Stored data:
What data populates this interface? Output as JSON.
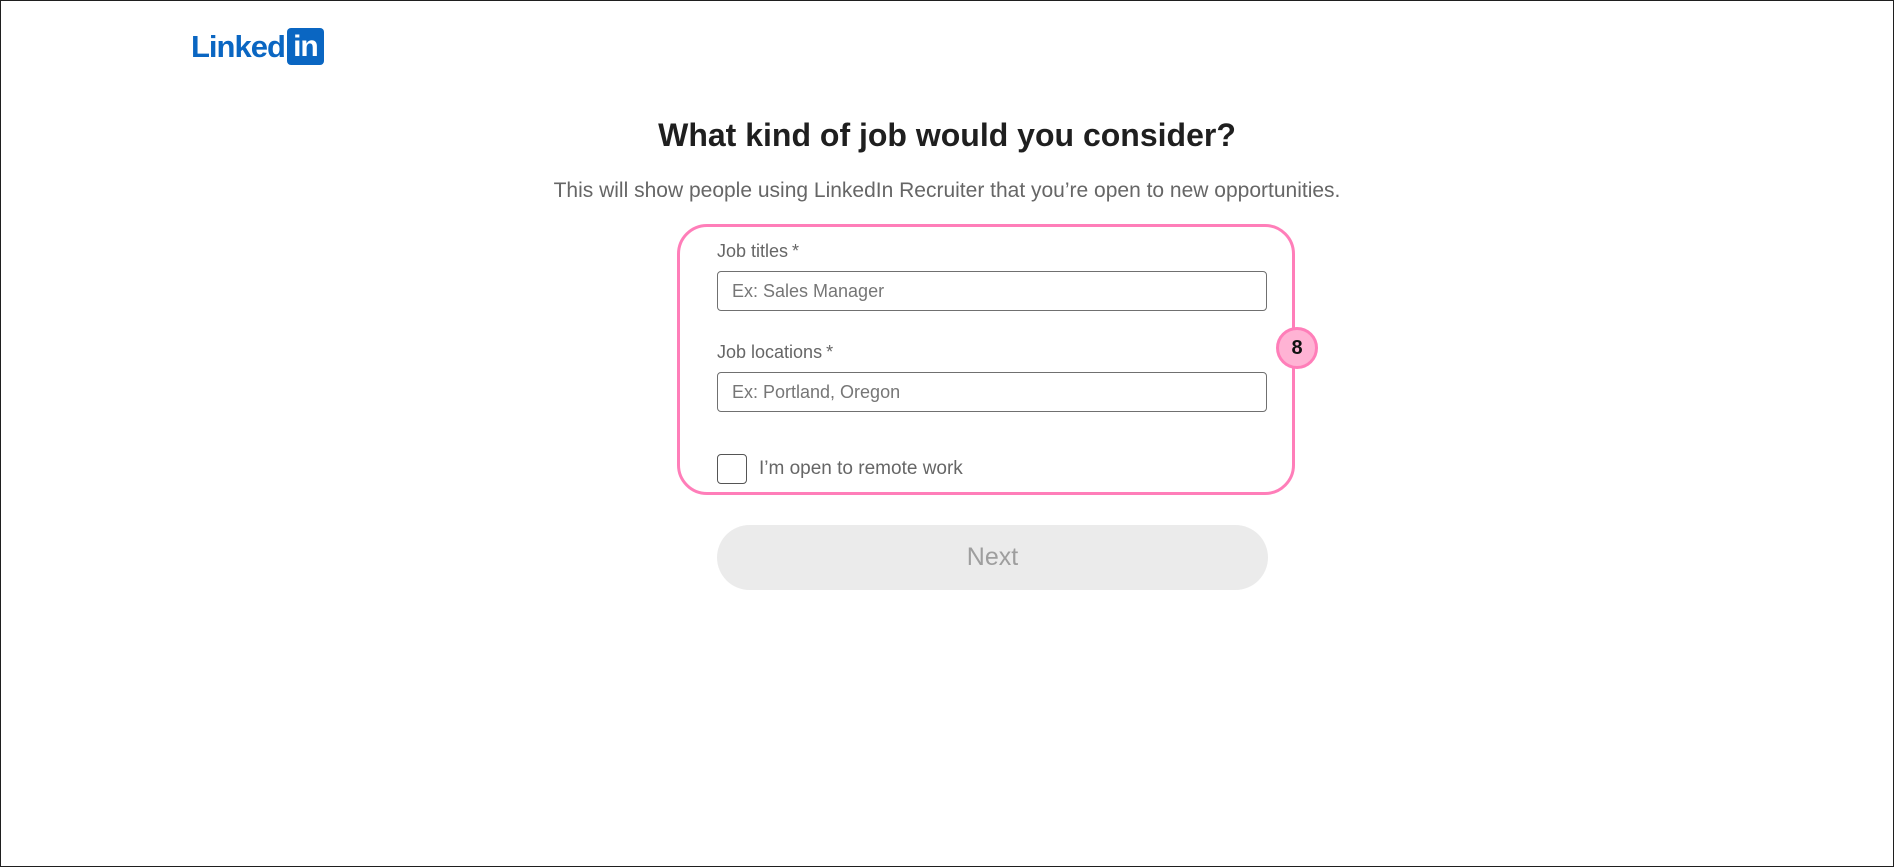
{
  "brand": {
    "logo_text": "Linked",
    "logo_box_text": "in",
    "color": "#0a66c2"
  },
  "page": {
    "title": "What kind of job would you consider?",
    "subtitle": "This will show people using LinkedIn Recruiter that you’re open to new opportunities."
  },
  "form": {
    "job_titles": {
      "label": "Job titles",
      "required_mark": "*",
      "placeholder": "Ex: Sales Manager",
      "value": ""
    },
    "job_locations": {
      "label": "Job locations",
      "required_mark": "*",
      "placeholder": "Ex: Portland, Oregon",
      "value": ""
    },
    "remote": {
      "label": "I’m open to remote work",
      "checked": false
    },
    "next_label": "Next"
  },
  "annotation": {
    "badge_number": "8",
    "highlight_color": "#ff7eb9"
  }
}
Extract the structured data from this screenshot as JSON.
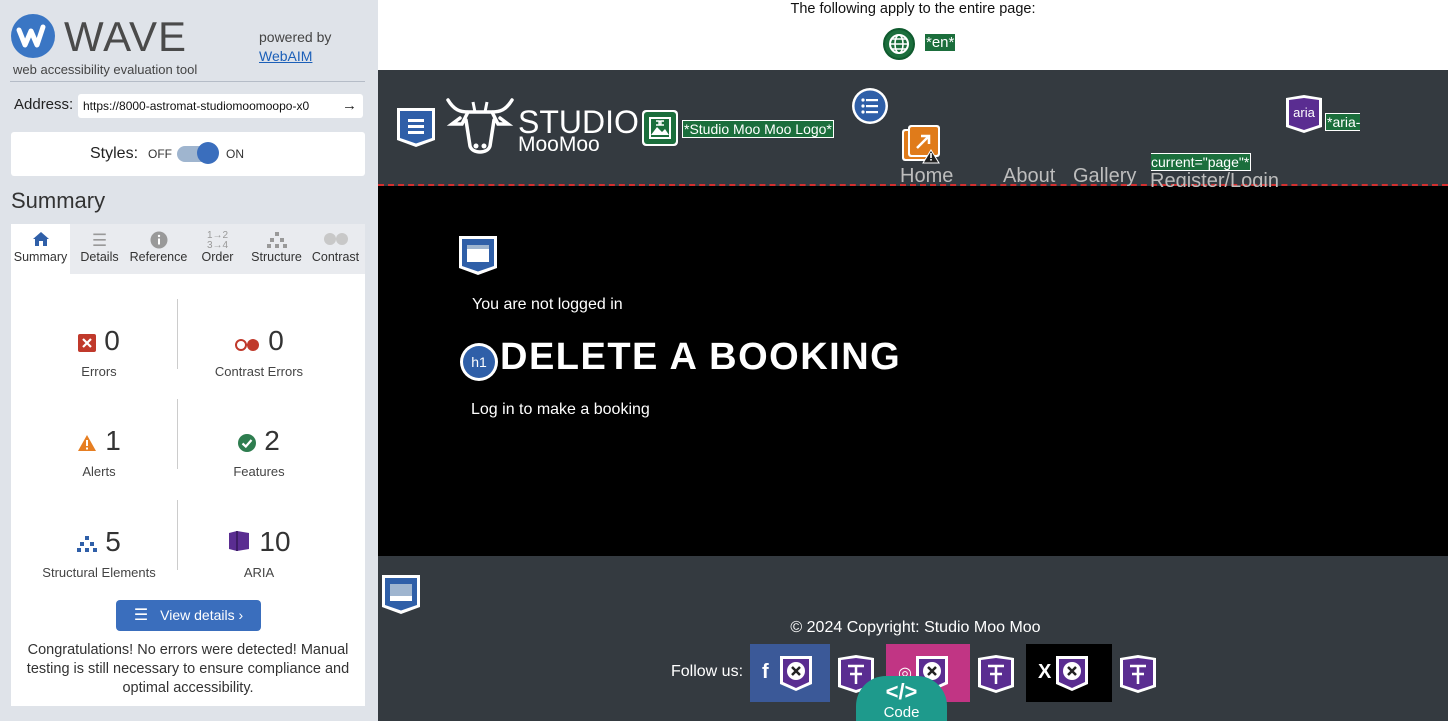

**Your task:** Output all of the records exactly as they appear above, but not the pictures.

**Answer box:**
What data populates this interface? Output as JSON.
{
  "brand": {
    "logo_text": "Linked",
    "logo_box_text": "in",
    "color": "#0a66c2"
  },
  "page": {
    "title": "What kind of job would you consider?",
    "subtitle": "This will show people using LinkedIn Recruiter that you’re open to new opportunities."
  },
  "form": {
    "job_titles": {
      "label": "Job titles",
      "required_mark": "*",
      "placeholder": "Ex: Sales Manager",
      "value": ""
    },
    "job_locations": {
      "label": "Job locations",
      "required_mark": "*",
      "placeholder": "Ex: Portland, Oregon",
      "value": ""
    },
    "remote": {
      "label": "I’m open to remote work",
      "checked": false
    },
    "next_label": "Next"
  },
  "annotation": {
    "badge_number": "8",
    "highlight_color": "#ff7eb9"
  }
}
Extract the structured data from this screenshot as JSON.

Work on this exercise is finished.